Record extracts Block Start

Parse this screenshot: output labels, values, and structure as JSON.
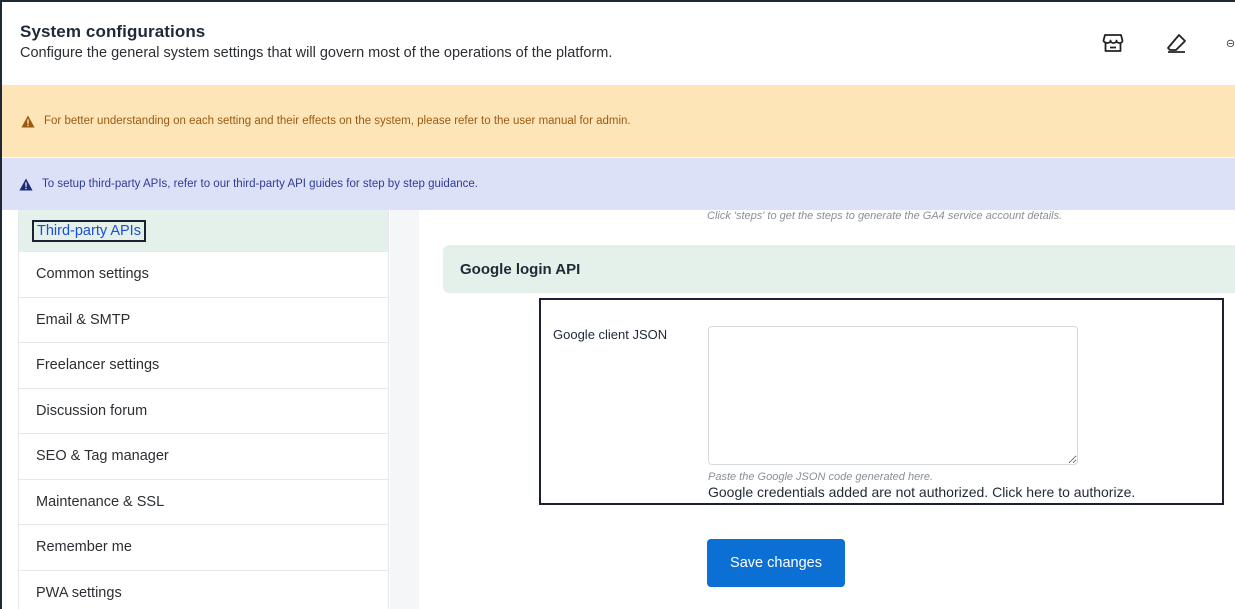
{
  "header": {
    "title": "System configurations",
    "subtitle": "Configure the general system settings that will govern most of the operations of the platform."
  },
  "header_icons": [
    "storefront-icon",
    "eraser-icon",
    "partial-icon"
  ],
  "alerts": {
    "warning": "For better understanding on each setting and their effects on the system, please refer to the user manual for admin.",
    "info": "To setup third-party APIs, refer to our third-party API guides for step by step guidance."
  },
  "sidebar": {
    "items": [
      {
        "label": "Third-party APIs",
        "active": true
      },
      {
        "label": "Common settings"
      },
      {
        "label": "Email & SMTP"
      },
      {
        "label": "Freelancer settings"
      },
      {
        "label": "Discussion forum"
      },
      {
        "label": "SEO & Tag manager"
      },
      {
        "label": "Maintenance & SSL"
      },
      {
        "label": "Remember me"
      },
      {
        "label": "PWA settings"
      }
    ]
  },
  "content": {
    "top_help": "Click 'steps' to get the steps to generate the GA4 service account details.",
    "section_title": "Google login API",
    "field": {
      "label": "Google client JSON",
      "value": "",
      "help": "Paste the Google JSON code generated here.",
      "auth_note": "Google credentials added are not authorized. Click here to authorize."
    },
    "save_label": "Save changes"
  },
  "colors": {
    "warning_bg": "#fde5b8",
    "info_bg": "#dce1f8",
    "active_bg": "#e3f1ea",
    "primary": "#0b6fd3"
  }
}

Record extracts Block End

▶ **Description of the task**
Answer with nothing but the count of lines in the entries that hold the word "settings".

▶ **The answer**
4